TASK OBJECTIVE
Across the whole listing, find how many lines contain "Profesor", then write that number and nothing else.

RECORDS
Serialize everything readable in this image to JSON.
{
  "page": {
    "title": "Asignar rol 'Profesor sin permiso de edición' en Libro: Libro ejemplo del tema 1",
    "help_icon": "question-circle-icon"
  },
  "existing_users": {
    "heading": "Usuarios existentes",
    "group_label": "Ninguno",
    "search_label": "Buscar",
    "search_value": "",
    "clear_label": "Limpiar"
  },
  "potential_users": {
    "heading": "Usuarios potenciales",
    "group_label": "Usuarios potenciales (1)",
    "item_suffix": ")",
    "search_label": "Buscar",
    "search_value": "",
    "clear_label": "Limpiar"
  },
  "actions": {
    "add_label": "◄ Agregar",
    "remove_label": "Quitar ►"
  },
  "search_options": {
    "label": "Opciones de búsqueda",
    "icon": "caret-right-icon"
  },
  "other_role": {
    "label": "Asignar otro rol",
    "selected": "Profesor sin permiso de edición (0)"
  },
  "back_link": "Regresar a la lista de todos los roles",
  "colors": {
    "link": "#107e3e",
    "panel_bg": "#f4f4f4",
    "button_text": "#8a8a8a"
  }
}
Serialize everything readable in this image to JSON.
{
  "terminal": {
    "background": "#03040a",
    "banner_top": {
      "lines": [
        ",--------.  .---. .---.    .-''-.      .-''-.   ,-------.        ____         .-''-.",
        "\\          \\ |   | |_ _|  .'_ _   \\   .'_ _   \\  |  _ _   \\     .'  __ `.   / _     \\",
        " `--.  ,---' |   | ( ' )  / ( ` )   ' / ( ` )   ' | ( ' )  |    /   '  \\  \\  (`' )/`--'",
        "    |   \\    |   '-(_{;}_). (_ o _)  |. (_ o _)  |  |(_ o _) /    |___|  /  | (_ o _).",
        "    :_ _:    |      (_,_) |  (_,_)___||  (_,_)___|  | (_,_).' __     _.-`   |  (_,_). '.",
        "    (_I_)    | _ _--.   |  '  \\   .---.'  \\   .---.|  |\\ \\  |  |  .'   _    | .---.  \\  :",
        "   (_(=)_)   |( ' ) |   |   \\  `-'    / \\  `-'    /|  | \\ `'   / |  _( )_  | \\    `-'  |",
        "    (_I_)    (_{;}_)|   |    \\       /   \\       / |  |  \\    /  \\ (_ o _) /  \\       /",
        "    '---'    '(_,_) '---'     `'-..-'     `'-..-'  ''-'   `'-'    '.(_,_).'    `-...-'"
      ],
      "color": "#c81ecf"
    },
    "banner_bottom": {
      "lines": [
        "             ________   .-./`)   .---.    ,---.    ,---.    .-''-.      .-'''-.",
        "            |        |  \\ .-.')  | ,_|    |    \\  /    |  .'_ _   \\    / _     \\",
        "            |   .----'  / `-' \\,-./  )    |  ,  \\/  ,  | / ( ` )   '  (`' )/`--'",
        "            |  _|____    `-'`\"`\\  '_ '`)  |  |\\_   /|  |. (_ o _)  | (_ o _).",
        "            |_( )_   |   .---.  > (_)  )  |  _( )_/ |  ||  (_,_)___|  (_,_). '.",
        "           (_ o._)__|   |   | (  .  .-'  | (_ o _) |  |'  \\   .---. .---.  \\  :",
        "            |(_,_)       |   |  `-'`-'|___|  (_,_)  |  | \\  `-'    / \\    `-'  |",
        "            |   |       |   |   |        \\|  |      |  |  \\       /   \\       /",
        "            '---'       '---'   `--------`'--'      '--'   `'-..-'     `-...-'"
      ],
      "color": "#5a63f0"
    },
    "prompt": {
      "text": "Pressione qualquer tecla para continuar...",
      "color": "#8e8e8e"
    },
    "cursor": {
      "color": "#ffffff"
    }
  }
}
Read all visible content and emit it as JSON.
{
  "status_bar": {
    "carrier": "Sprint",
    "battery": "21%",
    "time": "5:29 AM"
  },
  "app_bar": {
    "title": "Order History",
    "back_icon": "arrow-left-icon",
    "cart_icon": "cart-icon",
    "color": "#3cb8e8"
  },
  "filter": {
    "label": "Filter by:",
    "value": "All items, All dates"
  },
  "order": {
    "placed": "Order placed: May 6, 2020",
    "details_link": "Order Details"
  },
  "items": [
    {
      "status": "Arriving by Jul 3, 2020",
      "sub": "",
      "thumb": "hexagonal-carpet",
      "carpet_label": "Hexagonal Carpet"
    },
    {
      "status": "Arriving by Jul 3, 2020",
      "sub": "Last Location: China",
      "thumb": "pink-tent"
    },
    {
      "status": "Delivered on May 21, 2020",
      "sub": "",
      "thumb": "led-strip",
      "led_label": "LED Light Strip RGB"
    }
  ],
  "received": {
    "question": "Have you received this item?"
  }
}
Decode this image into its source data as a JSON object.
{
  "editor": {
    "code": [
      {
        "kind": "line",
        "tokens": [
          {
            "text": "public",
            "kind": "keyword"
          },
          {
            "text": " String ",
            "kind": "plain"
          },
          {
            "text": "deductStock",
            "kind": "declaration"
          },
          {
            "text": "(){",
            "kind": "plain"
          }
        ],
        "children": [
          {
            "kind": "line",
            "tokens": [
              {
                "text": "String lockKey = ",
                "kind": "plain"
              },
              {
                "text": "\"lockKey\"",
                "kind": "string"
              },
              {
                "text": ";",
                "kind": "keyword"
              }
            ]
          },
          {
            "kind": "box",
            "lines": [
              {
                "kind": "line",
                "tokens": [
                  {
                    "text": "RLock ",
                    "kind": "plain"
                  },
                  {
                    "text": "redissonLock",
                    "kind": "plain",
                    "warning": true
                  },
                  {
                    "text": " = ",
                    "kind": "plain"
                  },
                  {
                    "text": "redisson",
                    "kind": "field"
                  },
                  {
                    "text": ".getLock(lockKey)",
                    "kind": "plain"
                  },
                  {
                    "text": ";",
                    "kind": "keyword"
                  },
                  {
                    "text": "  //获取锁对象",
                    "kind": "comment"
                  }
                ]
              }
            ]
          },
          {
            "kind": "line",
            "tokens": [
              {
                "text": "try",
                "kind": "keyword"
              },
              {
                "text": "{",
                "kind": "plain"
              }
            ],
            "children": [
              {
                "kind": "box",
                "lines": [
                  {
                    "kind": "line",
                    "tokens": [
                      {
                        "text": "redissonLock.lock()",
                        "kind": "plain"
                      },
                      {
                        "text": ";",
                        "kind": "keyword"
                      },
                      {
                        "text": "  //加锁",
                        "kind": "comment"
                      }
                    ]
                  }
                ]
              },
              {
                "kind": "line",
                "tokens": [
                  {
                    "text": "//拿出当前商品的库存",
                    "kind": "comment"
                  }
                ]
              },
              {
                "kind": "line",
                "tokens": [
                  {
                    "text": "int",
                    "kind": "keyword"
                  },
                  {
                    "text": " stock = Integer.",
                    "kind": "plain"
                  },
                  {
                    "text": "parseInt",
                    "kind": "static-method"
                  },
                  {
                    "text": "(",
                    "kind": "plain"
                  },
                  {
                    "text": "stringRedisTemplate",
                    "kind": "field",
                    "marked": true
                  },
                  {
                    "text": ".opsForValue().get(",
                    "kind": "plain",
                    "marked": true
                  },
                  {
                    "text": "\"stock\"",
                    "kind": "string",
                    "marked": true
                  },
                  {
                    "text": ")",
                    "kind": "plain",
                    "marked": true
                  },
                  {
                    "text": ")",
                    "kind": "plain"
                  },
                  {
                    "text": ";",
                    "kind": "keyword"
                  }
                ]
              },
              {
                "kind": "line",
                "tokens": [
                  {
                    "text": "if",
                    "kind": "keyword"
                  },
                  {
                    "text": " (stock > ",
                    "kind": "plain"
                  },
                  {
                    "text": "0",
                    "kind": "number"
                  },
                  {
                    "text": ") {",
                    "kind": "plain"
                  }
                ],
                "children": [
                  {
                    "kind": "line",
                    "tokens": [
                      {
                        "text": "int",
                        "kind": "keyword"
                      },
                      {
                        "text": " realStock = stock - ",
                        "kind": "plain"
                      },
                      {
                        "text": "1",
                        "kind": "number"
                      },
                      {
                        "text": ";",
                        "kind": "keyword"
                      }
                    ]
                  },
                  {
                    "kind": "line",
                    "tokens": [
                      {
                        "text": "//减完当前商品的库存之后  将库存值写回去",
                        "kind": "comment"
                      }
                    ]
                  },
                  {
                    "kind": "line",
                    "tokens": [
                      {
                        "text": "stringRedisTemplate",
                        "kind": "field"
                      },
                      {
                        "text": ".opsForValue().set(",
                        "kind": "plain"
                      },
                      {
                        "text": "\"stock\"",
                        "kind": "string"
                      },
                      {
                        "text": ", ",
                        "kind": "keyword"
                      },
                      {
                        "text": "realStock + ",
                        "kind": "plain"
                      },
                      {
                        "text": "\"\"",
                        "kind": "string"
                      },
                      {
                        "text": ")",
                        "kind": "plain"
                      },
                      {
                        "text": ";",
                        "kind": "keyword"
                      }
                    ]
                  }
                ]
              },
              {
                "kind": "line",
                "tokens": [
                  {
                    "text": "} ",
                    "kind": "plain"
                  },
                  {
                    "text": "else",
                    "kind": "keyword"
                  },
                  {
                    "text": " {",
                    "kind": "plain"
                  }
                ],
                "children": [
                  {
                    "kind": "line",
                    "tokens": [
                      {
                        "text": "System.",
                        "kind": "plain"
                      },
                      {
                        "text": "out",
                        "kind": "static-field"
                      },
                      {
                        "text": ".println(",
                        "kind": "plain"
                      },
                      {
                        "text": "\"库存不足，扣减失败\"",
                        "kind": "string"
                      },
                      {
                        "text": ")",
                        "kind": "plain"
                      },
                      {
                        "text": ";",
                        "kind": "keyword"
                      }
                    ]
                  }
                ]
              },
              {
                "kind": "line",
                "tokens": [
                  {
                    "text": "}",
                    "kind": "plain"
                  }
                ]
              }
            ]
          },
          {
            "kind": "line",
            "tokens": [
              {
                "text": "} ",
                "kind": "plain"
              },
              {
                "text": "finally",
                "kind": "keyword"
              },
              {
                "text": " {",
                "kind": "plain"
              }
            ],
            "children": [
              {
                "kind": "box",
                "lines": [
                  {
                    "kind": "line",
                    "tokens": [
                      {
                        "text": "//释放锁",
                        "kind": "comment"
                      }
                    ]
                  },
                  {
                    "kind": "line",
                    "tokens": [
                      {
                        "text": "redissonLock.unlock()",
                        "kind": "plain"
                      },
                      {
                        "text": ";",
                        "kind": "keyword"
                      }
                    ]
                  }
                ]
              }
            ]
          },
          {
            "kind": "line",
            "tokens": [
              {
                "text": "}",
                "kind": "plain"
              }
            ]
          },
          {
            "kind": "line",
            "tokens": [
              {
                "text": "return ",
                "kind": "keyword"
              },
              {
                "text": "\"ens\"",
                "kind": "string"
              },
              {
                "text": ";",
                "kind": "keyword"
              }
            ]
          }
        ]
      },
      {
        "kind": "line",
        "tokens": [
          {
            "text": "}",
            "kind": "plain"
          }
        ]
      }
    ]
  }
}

TASK ANSWER
2